While Love didn’t have huge success in college, Jalen Hurts did. He posted an elite 91.6 overall grade in 2019 and was the fifth-most valuable player in the entire country. The big concern with projecting him as an NFL quarterback is his incredibly high time-to-throw average and subpar anticipation. That being said, his rushing ability is running back-esque — as said in the PFF Draft Guide — and he has the accuracy (ranked fifth in accurate pass rate in 2019) to succeed at the next level. I wouldn’t rule out a team trading into the late first round to grab Hurts, especially if we see Love go in the top 25.
After the Buccaneers traded for Rob Gronkowski, Tom Brady has all the receivers he needs to succeed. Right tackle is a huge need for the Buccaneers — they signed Joe Haeg, who could start there in 2020, but that’s a risky move to make considering he surrendered 13 sacks and a 9.1% pressure rate in his 788 career snaps at right tackle
The Buccaneers are in clear Super Bowl mode, and they might just trade up to patch the last massive hole in their roster. There is a real chance four offensive tackles go in the top 10, so they may have to give the Cardinals a call at No. 8 or the Jaguars at No. 9 to secure one. Nonetheless, they’d clearly be set at right tackle heading into the year if they traded up and secured Tristan Wirfs or Jedrick Wills Jr.
Wirfs, who is eighth on the PFF Draft Board, is an athletic freak who developed into one of the best tackles in the country this past fall. He posted an elite 91.8 overall grade that ranked fourth in the FBS and ended his year playing at a near-perfect level.
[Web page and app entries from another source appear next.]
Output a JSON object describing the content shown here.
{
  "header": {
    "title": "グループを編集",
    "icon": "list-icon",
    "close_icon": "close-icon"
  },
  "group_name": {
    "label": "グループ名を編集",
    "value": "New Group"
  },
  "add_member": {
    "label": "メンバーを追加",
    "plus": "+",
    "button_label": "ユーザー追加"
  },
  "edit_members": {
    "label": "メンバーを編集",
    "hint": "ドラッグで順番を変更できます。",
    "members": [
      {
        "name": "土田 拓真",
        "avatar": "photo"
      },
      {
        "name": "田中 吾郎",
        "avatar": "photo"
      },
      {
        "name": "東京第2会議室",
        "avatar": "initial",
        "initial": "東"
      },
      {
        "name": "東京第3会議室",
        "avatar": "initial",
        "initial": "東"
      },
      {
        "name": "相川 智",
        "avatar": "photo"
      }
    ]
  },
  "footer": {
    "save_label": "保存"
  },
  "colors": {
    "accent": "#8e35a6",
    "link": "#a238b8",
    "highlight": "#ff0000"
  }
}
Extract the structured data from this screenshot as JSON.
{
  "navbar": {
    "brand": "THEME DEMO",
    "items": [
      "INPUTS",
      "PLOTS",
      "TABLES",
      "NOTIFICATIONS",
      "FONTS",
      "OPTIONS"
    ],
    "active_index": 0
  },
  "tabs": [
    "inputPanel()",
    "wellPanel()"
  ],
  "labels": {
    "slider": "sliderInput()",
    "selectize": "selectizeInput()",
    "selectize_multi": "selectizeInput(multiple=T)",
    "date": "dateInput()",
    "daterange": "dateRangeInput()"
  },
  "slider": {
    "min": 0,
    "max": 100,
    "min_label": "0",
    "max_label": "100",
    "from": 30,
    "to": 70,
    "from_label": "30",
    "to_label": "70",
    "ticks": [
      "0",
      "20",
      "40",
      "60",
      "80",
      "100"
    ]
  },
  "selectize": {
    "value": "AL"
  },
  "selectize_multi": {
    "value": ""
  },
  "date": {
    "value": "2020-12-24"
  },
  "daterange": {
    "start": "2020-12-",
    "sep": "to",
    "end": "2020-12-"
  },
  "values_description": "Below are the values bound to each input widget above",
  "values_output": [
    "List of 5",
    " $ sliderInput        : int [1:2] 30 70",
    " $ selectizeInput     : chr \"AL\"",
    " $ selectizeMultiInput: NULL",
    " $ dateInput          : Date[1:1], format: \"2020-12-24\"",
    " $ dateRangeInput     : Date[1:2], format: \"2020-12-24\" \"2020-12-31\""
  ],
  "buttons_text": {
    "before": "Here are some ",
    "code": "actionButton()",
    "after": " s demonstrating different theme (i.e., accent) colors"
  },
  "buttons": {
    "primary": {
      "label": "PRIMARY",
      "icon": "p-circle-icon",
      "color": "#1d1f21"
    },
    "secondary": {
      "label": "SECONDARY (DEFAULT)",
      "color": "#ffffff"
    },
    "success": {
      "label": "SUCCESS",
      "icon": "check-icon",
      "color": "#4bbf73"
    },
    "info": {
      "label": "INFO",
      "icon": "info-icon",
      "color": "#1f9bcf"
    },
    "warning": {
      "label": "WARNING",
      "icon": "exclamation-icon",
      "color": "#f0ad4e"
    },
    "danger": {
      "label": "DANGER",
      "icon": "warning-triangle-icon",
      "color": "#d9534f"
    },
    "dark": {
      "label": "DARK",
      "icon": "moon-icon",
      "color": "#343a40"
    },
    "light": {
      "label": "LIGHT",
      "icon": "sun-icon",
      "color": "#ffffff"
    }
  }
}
Over his last seven games, in particular, Wirfs played unbelievably well — he allowed only one pressure and was the only Power-5 tackle to have elite grades in both pass protection and run-blocking.
Wills isn’t nearly as polished Wirfs in pass protection, but he takes the cake as a run-blocker. Wills had a 90.5 run-blocking grade this past year that ranked sixth in the FBS. He also had more big-time blocks (PFF’s highest-graded blocks) than anyone in the class. His pass protection was still solid, as he had an 82.5 pass-block grade, but again, Wirfs would be the prize if the Buccaneers trade up.
We see multiple current players traded
There is a plethora of current players on the trade block, and we could see a handful of them dealt as a part of trade-up deals in the 2020 NFL Draft. It wouldn’t be a huge surprise if we see one of these moves occur for a premier wide receiver in this class — either Jerry Jeudy, CeeDee Lamb or Henry Ruggs III. One interesting scenario that Peter King floated was the Chiefs trading up to secure Ruggs. The Alabama wide receiver was an explosive play machine this past year — he generated a gain of 15-plus yards on over 38% of his targets, which led the FBS. Overall in 2019, Ruggs averaged 10.5 yards after the catch per reception. Pairing Ruggs' 4.27 40-yard speed with Patrick Mahomes, Tyreek Hill and Andy Reid would result in an even-more electric Kansas City offense. Is this likely? Probably not. But it's still something to keep an eye on. Regardless, it would be a surprise if we didn’t see a couple of premier players, such as Trent Williams or Yannick Ngakoue, moved at some point in this draft.